Extracted information →
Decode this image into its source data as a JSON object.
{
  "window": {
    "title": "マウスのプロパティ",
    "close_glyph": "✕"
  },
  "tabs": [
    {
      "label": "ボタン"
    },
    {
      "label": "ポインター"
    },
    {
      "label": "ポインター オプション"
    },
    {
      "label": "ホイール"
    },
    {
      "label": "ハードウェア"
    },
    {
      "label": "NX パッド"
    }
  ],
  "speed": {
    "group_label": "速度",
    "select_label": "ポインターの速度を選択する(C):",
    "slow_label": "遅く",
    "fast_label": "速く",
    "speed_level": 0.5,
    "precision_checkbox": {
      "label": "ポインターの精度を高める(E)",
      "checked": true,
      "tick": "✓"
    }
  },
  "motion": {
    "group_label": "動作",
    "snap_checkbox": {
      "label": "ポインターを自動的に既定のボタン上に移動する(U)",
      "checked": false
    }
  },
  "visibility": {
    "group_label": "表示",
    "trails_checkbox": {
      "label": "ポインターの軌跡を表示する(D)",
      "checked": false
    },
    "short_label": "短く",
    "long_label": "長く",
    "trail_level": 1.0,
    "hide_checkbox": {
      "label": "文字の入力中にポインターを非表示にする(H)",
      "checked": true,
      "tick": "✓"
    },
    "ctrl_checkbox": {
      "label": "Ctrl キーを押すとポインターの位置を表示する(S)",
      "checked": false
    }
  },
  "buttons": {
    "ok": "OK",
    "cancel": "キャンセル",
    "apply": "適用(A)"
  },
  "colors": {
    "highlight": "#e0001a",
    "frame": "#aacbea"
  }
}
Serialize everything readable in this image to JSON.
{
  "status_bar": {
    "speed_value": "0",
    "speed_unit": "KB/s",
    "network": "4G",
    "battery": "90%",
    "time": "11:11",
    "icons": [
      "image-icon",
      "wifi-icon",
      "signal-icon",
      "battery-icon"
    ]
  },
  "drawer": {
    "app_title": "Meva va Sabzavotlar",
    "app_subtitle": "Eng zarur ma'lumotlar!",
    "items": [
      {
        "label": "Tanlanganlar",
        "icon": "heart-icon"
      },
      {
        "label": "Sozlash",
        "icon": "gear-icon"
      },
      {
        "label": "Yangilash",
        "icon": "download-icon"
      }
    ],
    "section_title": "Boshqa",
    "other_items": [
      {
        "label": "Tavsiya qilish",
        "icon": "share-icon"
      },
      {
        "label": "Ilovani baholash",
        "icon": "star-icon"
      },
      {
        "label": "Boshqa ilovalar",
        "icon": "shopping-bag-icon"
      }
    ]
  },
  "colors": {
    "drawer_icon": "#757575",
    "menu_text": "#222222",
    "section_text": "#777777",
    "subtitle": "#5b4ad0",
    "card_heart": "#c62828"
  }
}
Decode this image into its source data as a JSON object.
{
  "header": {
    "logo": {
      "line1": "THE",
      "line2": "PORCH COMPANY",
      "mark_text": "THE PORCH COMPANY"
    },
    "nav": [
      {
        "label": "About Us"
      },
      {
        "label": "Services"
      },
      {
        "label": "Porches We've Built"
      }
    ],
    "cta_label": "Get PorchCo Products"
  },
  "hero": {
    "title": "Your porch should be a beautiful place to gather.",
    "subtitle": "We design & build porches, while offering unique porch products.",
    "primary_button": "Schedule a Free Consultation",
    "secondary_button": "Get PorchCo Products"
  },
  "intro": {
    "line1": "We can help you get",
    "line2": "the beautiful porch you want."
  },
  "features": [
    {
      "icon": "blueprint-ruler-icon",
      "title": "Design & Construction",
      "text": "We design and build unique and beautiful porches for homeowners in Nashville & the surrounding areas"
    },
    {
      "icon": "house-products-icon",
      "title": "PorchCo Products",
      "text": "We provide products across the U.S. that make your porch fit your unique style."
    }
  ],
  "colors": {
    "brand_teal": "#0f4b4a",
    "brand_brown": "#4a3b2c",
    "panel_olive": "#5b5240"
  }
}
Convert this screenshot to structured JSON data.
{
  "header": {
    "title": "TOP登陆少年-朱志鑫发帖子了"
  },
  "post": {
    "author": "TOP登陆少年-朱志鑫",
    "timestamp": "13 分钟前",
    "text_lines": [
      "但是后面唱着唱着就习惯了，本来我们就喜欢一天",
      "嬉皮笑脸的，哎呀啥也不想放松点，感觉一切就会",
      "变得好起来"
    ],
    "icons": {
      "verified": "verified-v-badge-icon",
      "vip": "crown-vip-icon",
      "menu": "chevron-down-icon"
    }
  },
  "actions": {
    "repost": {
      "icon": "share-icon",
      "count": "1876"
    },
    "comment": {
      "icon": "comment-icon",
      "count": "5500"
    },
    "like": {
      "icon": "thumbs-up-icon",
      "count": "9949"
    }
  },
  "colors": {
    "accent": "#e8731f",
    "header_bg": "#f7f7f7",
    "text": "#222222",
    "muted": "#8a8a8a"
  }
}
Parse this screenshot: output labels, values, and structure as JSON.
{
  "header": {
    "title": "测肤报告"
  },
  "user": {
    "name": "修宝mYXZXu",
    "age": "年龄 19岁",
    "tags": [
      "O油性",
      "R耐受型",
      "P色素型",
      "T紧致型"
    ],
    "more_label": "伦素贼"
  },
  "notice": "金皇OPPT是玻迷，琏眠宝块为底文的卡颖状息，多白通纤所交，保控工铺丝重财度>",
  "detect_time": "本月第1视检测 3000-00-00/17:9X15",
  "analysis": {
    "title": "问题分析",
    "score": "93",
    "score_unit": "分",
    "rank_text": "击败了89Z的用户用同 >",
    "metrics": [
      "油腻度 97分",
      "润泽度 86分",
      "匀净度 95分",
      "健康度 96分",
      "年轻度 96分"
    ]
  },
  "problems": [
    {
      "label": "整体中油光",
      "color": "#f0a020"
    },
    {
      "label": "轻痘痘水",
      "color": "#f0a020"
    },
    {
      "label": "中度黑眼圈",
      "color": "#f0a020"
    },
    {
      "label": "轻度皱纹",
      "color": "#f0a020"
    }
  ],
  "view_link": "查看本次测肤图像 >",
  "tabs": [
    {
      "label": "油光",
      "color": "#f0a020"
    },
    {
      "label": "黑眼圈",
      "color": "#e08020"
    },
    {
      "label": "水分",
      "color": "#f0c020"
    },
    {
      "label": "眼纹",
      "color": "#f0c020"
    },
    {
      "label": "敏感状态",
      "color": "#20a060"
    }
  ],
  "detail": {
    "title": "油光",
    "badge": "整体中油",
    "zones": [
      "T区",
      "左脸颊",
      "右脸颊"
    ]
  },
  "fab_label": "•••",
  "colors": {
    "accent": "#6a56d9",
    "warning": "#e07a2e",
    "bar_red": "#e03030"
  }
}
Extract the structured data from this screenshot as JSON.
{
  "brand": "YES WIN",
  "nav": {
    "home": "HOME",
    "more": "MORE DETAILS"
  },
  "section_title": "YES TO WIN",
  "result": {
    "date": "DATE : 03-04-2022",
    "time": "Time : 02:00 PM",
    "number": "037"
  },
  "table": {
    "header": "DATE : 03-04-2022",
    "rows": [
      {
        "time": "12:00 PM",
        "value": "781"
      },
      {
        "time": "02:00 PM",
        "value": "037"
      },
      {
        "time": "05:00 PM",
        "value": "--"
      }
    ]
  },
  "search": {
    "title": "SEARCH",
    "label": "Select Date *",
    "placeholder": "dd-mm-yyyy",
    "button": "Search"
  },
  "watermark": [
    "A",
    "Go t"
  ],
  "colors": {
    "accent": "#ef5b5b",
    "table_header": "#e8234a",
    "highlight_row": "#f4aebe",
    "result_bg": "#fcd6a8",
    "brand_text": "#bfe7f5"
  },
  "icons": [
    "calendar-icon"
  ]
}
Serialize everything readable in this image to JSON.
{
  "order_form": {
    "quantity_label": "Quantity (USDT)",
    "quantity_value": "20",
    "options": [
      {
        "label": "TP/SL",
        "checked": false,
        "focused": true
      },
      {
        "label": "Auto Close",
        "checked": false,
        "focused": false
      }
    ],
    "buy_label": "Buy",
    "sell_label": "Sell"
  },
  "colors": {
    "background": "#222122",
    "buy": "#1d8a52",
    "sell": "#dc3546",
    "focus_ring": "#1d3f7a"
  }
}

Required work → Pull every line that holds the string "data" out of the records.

Response →
Decode this image into its source data as a JSON object.
Decode this image into its source data as a JSON object.
Convert this screenshot to structured JSON data.
Extract the structured data from this screenshot as JSON.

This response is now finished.